Modern map of Los Angeles, west of the river. Red circle indicates where the New York Brewery once stood.

…lets just say I’d much rather drink a 21st century Los Angeles beer than a 19th century one. As for the New York Brewery, admittedly I do not know its final fate; although, by 1916 it was no longer listed as a production facility in the city of Los Angeles. It likely shuttered its doors far before that, like many other brewing companies in the city. Further details, and more of Southern California’s storied brewing history will follow in the weeks to come.



About Eric Ortega

Historian of brewing in California at the California State University, Fullerton. - A Fullerton resident, Eric can be found scouring the bars and tap rooms of Orange County and Los Angeles, observing as much as imbibing. - If you ever have a question about beer history, shoot me an email at or you can follow me on Instagram @

Posted by

1 Comment

  1. Eric Ortega:

    Made a goof, turns out that “New York Brewery” winning an award in the Mechanic’s exhibition was actually based in San Francisco, not Los Angeles. Turns out there were [at least] two “New York” Breweries in California at the same time in 1864.

    They should have been better about their naming, and I should have been better in my research.
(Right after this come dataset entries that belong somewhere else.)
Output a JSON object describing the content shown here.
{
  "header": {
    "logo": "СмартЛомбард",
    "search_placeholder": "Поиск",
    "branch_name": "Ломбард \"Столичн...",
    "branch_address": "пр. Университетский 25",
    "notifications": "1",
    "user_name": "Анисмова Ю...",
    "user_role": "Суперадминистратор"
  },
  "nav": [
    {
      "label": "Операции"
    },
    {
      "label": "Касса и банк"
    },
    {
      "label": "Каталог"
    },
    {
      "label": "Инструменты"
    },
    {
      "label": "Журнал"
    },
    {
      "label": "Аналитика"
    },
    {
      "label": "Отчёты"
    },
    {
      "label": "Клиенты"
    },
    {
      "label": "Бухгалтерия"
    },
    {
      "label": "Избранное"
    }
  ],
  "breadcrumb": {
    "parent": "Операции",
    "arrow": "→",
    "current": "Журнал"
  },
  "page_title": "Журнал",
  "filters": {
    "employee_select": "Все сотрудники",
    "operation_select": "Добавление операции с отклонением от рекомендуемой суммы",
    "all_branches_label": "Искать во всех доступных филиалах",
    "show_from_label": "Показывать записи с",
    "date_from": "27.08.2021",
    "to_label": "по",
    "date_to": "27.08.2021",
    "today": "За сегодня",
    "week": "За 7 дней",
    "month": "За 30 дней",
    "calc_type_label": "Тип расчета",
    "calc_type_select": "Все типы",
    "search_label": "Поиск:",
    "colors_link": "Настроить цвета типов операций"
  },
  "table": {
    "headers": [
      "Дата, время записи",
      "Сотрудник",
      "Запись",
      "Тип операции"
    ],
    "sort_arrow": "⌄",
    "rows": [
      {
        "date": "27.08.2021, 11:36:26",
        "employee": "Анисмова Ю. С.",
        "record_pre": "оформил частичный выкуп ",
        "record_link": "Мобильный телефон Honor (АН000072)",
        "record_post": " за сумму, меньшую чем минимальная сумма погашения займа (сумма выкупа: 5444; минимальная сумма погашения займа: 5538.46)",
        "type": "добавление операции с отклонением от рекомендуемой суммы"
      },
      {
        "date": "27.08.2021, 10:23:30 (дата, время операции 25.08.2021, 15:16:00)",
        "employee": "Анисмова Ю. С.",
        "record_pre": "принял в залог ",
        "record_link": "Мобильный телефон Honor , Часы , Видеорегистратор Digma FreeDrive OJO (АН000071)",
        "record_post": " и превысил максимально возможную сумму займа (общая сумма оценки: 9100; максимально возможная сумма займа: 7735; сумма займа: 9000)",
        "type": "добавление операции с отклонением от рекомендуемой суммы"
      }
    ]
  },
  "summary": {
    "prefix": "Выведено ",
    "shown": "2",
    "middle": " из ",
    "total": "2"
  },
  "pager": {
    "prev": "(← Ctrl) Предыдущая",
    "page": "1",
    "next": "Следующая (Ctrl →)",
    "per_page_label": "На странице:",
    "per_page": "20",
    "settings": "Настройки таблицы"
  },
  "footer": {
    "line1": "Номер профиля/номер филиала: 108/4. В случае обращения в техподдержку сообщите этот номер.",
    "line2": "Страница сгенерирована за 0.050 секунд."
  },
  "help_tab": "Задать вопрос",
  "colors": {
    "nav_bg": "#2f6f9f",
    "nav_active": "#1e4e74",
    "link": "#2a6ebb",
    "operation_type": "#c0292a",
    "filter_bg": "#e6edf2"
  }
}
    Live and Learn.



Post a Comment

* (will not be published)

Switch to our mobile site

%d bloggers like this: